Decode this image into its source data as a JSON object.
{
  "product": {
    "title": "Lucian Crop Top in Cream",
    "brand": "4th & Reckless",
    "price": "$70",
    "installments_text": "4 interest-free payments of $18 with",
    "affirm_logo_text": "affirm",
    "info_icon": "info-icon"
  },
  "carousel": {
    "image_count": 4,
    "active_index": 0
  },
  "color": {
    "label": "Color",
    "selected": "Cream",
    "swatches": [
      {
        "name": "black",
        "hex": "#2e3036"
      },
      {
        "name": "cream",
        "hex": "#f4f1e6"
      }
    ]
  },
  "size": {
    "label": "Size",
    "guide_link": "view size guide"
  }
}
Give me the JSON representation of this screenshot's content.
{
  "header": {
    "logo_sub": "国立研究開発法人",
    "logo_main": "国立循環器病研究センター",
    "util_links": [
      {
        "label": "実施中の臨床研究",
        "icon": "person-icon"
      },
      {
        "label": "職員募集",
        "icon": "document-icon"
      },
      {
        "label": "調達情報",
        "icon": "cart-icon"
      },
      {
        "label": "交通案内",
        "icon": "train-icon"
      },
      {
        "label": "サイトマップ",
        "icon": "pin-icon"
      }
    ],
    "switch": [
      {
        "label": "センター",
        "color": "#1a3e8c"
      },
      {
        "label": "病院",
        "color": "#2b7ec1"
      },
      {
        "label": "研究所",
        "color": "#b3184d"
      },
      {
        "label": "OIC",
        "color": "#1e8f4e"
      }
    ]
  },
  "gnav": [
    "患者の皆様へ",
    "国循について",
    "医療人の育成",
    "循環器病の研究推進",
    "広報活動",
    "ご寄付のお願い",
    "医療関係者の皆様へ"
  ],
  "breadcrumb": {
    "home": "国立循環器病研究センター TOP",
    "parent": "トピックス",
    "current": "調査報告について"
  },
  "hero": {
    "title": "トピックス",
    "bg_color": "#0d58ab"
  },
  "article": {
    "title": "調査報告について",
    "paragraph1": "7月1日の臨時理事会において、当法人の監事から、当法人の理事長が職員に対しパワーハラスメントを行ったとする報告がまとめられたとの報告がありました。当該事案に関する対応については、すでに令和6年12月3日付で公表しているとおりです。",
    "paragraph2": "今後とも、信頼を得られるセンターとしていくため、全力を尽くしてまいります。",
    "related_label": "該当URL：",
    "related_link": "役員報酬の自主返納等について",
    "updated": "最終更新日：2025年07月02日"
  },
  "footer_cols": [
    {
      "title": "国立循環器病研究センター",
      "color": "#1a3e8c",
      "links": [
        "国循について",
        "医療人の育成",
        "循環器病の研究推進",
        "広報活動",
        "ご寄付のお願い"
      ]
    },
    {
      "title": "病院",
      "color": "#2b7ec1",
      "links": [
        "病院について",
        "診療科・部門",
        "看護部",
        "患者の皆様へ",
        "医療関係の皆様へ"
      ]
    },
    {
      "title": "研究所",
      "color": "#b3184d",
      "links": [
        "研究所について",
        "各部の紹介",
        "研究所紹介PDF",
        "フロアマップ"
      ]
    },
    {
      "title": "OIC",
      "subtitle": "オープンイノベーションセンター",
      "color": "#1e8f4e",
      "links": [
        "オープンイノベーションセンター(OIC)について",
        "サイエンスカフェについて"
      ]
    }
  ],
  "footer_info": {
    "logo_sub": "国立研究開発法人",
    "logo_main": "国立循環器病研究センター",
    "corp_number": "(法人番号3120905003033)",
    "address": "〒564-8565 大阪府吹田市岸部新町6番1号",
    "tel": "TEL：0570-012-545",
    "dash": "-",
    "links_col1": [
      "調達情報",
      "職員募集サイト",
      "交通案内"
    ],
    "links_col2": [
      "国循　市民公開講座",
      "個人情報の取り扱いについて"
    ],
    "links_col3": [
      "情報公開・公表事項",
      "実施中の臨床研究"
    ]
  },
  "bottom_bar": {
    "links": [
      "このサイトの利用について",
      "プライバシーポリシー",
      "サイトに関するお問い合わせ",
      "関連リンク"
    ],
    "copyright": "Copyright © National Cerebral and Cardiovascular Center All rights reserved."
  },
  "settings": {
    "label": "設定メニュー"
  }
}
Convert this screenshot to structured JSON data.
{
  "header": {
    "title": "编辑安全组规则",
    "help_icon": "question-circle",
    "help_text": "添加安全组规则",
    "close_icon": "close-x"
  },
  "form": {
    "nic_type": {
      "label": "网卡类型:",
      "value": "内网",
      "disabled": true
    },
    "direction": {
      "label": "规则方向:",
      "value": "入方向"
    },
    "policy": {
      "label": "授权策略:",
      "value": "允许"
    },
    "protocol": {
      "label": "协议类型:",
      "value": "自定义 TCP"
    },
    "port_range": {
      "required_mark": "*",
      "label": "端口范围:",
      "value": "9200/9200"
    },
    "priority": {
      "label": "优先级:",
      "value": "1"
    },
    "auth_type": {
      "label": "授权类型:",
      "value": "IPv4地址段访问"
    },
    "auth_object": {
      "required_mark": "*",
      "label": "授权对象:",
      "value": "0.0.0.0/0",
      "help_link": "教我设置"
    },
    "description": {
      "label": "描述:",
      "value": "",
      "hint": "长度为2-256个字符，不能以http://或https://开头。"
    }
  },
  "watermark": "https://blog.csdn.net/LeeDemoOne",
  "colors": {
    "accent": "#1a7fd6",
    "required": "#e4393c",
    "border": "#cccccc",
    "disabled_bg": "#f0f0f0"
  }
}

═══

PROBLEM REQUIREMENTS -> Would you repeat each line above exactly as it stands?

FINAL ANSWER ->
Decode this image into its source data as a JSON object.
{
  "product": {
    "title": "Lucian Crop Top in Cream",
    "brand": "4th & Reckless",
    "price": "$70",
    "installments_text": "4 interest-free payments of $18 with",
    "affirm_logo_text": "affirm",
    "info_icon": "info-icon"
  },
  "carousel": {
    "image_count": 4,
    "active_index": 0
  },
  "color": {
    "label": "Color",
    "selected": "Cream",
    "swatches": [
      {
        "name": "black",
        "hex": "#2e3036"
      },
      {
        "name": "cream",
        "hex": "#f4f1e6"
      }
    ]
  },
  "size": {
    "label": "Size",
    "guide_link": "view size guide"
  }
}
Give me the JSON representation of this screenshot's content.
{
  "header": {
    "logo_sub": "国立研究開発法人",
    "logo_main": "国立循環器病研究センター",
    "util_links": [
      {
        "label": "実施中の臨床研究",
        "icon": "person-icon"
      },
      {
        "label": "職員募集",
        "icon": "document-icon"
      },
      {
        "label": "調達情報",
        "icon": "cart-icon"
      },
      {
        "label": "交通案内",
        "icon": "train-icon"
      },
      {
        "label": "サイトマップ",
        "icon": "pin-icon"
      }
    ],
    "switch": [
      {
        "label": "センター",
        "color": "#1a3e8c"
      },
      {
        "label": "病院",
        "color": "#2b7ec1"
      },
      {
        "label": "研究所",
        "color": "#b3184d"
      },
      {
        "label": "OIC",
        "color": "#1e8f4e"
      }
    ]
  },
  "gnav": [
    "患者の皆様へ",
    "国循について",
    "医療人の育成",
    "循環器病の研究推進",
    "広報活動",
    "ご寄付のお願い",
    "医療関係者の皆様へ"
  ],
  "breadcrumb": {
    "home": "国立循環器病研究センター TOP",
    "parent": "トピックス",
    "current": "調査報告について"
  },
  "hero": {
    "title": "トピックス",
    "bg_color": "#0d58ab"
  },
  "article": {
    "title": "調査報告について",
    "paragraph1": "7月1日の臨時理事会において、当法人の監事から、当法人の理事長が職員に対しパワーハラスメントを行ったとする報告がまとめられたとの報告がありました。当該事案に関する対応については、すでに令和6年12月3日付で公表しているとおりです。",
    "paragraph2": "今後とも、信頼を得られるセンターとしていくため、全力を尽くしてまいります。",
    "related_label": "該当URL：",
    "related_link": "役員報酬の自主返納等について",
    "updated": "最終更新日：2025年07月02日"
  },
  "footer_cols": [
    {
      "title": "国立循環器病研究センター",
      "color": "#1a3e8c",
      "links": [
        "国循について",
        "医療人の育成",
        "循環器病の研究推進",
        "広報活動",
        "ご寄付のお願い"
      ]
    },
    {
      "title": "病院",
      "color": "#2b7ec1",
      "links": [
        "病院について",
        "診療科・部門",
        "看護部",
        "患者の皆様へ",
        "医療関係の皆様へ"
      ]
    },
    {
      "title": "研究所",
      "color": "#b3184d",
      "links": [
        "研究所について",
        "各部の紹介",
        "研究所紹介PDF",
        "フロアマップ"
      ]
    },
    {
      "title": "OIC",
      "subtitle": "オープンイノベーションセンター",
      "color": "#1e8f4e",
      "links": [
        "オープンイノベーションセンター(OIC)について",
        "サイエンスカフェについて"
      ]
    }
  ],
  "footer_info": {
    "logo_sub": "国立研究開発法人",
    "logo_main": "国立循環器病研究センター",
    "corp_number": "(法人番号3120905003033)",
    "address": "〒564-8565 大阪府吹田市岸部新町6番1号",
    "tel": "TEL：0570-012-545",
    "dash": "-",
    "links_col1": [
      "調達情報",
      "職員募集サイト",
      "交通案内"
    ],
    "links_col2": [
      "国循　市民公開講座",
      "個人情報の取り扱いについて"
    ],
    "links_col3": [
      "情報公開・公表事項",
      "実施中の臨床研究"
    ]
  },
  "bottom_bar": {
    "links": [
      "このサイトの利用について",
      "プライバシーポリシー",
      "サイトに関するお問い合わせ",
      "関連リンク"
    ],
    "copyright": "Copyright © National Cerebral and Cardiovascular Center All rights reserved."
  },
  "settings": {
    "label": "設定メニュー"
  }
}
Convert this screenshot to structured JSON data.
{
  "header": {
    "title": "编辑安全组规则",
    "help_icon": "question-circle",
    "help_text": "添加安全组规则",
    "close_icon": "close-x"
  },
  "form": {
    "nic_type": {
      "label": "网卡类型:",
      "value": "内网",
      "disabled": true
    },
    "direction": {
      "label": "规则方向:",
      "value": "入方向"
    },
    "policy": {
      "label": "授权策略:",
      "value": "允许"
    },
    "protocol": {
      "label": "协议类型:",
      "value": "自定义 TCP"
    },
    "port_range": {
      "required_mark": "*",
      "label": "端口范围:",
      "value": "9200/9200"
    },
    "priority": {
      "label": "优先级:",
      "value": "1"
    },
    "auth_type": {
      "label": "授权类型:",
      "value": "IPv4地址段访问"
    },
    "auth_object": {
      "required_mark": "*",
      "label": "授权对象:",
      "value": "0.0.0.0/0",
      "help_link": "教我设置"
    },
    "description": {
      "label": "描述:",
      "value": "",
      "hint": "长度为2-256个字符，不能以http://或https://开头。"
    }
  },
  "watermark": "https://blog.csdn.net/LeeDemoOne",
  "colors": {
    "accent": "#1a7fd6",
    "required": "#e4393c",
    "border": "#cccccc",
    "disabled_bg": "#f0f0f0"
  }
}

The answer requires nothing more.